Years ago, I accompanied former Wyoming Congressman Teno Roncalio as we drove past Rawlins. From the interstate, we could see the original prison in the heart of the town. From the late 1800s until the 1970s it was Wyoming’s only prison.
Teno glanced at the aged facility and said, “They should open the doors and let ‘em all out.”
That might shock those who didn’t know Teno. He was a compassionate man who occasionally used hyperbole to make his point. He didn’t mean “all.” He knew some couldn’t be released as a matter of public safety. A former prosecutor, he also knew there were many who shouldn’t have been there at all and others who had served more than enough time to pay their debts to society.
We learned during law school that prison sentences have four purposes; retribution, isolation, deterrence, and rehabilitation. In practice, it’s retribution that underlies too many sentencing decisions.
As a result, the U.S. has the world’s 2nd highest incarceration rate. Seychelles, an Indian Ocean island archipelago is first. Wyoming does more than its fair share to help the U.S. compete for the “incarceration-nation” trophy.
Prisons are extraordinarily expensive as Wyoming is learning from the debate over whether to build another at a cost that could exceed a quarter of a billion dollars. Maybe policymakers should ask themselves whether the people filling our prisons are there because we’re afraid of them or because we’re mad at them.
There are 2,116 men and 290 women imprisoned in Wyoming. Thirty percent are there, not because their original crime warranted prison sentences, but because they violated probation. Of those, 70 percent, languish in expensive prison cells because their probation breach involved using drugs or alcohol. That tells you that hundreds are incarcerated because the criminal justice system is mad at them for failing an alcohol or drug test.
Most of them could be supervised less expensively and more effectively with a much smaller investment in drug courts or by prioritizing them in the community mental health system, which Wyoming already funds to the tune of tens of millions of taxpayer dollars.

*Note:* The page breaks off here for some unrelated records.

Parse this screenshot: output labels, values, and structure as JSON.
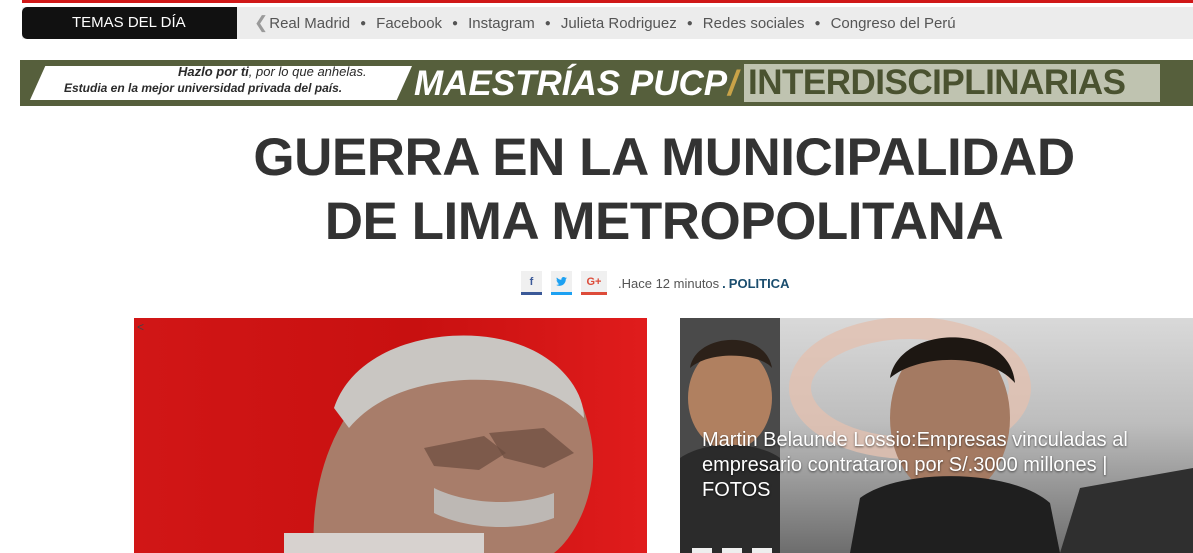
{
  "temas": {
    "label": "TEMAS DEL DÍA",
    "prev_icon": "chevron-left-icon",
    "items": [
      "Real Madrid",
      "Facebook",
      "Instagram",
      "Julieta Rodriguez",
      "Redes sociales",
      "Congreso del Perú"
    ],
    "separator": "●"
  },
  "banner": {
    "line1_bold": "Hazlo por ti",
    "line1_rest": ", por lo que anhelas.",
    "line2": "Estudia en la mejor universidad privada del país.",
    "big1": "MAESTRÍAS PUCP",
    "slash": "/",
    "big2": "INTERDISCIPLINARIAS"
  },
  "article": {
    "headline_line1": "GUERRA EN LA MUNICIPALIDAD",
    "headline_line2": "DE LIMA METROPOLITANA",
    "share": {
      "facebook": "f",
      "twitter": "t",
      "googleplus": "G+"
    },
    "time": ".Hace 12 minutos",
    "dot": ".",
    "category": "POLITICA"
  },
  "left_image": {
    "arrow": "<"
  },
  "right_card": {
    "caption": "Martin Belaunde Lossio:Empresas vinculadas al empresario contrataron por S/.3000 millones | FOTOS"
  },
  "colors": {
    "accent_red": "#d01818",
    "category_blue": "#1a4d6e",
    "facebook": "#3b5998",
    "twitter": "#1da1f2",
    "googleplus": "#dd4b39"
  }
}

Of the 2,116 males in prison, a third are there for violent crimes. A slightly larger percentage is incarcerated for property and drug crimes. Among the 290 women in Wyoming’s prison, 44.5% are there for drug crimes, 26.6% for property crimes, and 19.3% for violent crimes.
There is another option, the one to which Teno alluded and President Barack Obama took. Wyoming should consider how many of the current inmates the taxpayers must continue to warehouse?
The former President reviewed the cases of thousands of federal inmates. He concluded that about 12% of them, including nine from Wyoming, could be safely released even though their full terms had not been served. He granted clemency to 1,715 inmates. Another 212 received pardons. For the most part, they were non-violent drug offenders. That totals 1,927 people for whom the taxpayers no longer pay to house.
Mr. Obama considered the pardons and commutations a recognition that the criminal justice system is broken and he felt he could, thereby, restore a sense of fairness. Governor Matt Mead should consider taking similar actions in order to restore some sense of fiscal responsibility as well as fairness to Wyoming’s justice system.
The Governor is, however, a former prosecutor. This would be hard for him to imagine. But sentencing is not a science and vengeance is expensive. There are some whose sentences were wildly disparate from the crime and others who received a fair sentence but their conduct has demonstrated rehabilitation.
Eliminating those imprisoned for violent crimes, the Governor should create a system designed to ferret out how many of the remaining 1,416 men and 234 women could be safely moved from costly prison cells and into the community. Then the legislature needs to fix the system so that those who are sent to prison are there because we are afraid of them and not because we are mad at them.